A visual inspection should be conducted twice a year
The fireside of your boiler will include all refractories, tubes, tube sheets and the furnace. A visual inspection should be conducted twice a year to determine the condition of this side of the boiler heat exchanger. Open the boiler up and use a strong light to visually inspect the condition of these surfaces.
Do you see any blistering or pock marks? This is an indication that there is corrosion due to condensation of flue gasses. This condensation creates an acidic solution that can eat away at your furnace and tubes. Should you find this occurring you may correct the situation by maintaining a minimum water temperature of 170 deg. F. Another solution is to keep your boiler on for a longer period of time. This avoids short cycling that, which allows for the formation of condensation.
If you run a properly adjusted boiler you may only need to clean your tubes once a year.
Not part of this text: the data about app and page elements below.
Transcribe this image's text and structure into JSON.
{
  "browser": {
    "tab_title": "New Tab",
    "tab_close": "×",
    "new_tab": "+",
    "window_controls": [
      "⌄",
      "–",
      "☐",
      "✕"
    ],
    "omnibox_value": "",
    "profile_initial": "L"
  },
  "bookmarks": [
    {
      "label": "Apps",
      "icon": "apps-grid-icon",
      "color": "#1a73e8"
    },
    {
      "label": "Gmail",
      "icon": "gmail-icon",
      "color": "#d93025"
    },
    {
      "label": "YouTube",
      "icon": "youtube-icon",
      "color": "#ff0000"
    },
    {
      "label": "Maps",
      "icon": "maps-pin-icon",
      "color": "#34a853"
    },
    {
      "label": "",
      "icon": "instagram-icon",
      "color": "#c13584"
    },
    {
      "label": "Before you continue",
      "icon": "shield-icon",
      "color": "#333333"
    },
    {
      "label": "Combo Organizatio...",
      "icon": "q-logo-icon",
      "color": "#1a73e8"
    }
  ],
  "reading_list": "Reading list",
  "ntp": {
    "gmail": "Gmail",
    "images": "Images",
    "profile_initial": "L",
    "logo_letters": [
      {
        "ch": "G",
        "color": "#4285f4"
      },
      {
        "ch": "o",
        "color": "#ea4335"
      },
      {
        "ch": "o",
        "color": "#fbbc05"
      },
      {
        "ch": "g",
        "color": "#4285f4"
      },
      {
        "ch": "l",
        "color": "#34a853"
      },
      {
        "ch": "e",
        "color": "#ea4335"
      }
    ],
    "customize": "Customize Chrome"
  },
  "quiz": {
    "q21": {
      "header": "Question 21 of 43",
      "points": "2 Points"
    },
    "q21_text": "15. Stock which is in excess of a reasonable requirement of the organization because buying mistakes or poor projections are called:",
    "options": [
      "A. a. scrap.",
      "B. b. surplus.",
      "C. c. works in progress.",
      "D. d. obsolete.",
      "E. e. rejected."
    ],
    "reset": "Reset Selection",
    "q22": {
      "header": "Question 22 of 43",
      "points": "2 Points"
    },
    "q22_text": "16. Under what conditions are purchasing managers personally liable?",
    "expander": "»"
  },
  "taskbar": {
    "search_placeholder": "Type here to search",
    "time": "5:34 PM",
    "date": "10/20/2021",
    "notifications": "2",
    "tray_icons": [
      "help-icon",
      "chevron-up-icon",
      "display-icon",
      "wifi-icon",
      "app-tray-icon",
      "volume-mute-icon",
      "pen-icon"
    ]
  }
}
Next take a close look at the boiler tubes keeping an eye out for soot deposits. Soot is a byproduct of combustion and can seriously reduce heat transfer in your boiler. Poor heat transfer means poor efficiency. If there is soot present make arrangements to have the unit cleaned. How often you clean the tubes will be determined by how you run your boiler. If you run a properly adjusted boiler you may only need to clean your tubes once a year.
If you are experiencing heavy sooting it could be an indication that you are trying to fire too much fuel. Have your burner adjusted by a qualified boiler technician.
Another way to check on sooting is to install a stack thermometer. When the stack temperature rises above normal operating conditions you can be fairly certain it is time to clean the tubes.
While you have your boiler open take a look at the tube sheet. Look for any evidence of leaking tube ends. You can pin point these by a whitish deposit that streaks down from the tube end. If you find this occurring, contact a boiler service company that can re-roll your tubes.
Also check the gaskets used to seal the boiler up. If they are at all suspect, replace them. It is easier to do this now than later when you are firing the boiler.
The last item to check on the fireside is the refractory. Make sure it is all tight and repair any cracks that may have appeared. Use a wash coat to seal these up. If you find any loose refractory brick replace it.
Since 1946, P. C. McKenzie Company has been actively involved in the Natural Gas Industry, this experience combined with Ingersoll Rand, the leader in natural gas compression for the NGV market, makes us the ideal solution for your NGV station design.
Today, P.C. McKenzie Company is a leading supplier of compressed natural gas (CNG) equipment for vehicle fueling.
The rugged, prepackaged modular compressor systems are available in sizes ranging from 28 scfm up to 116 scfm.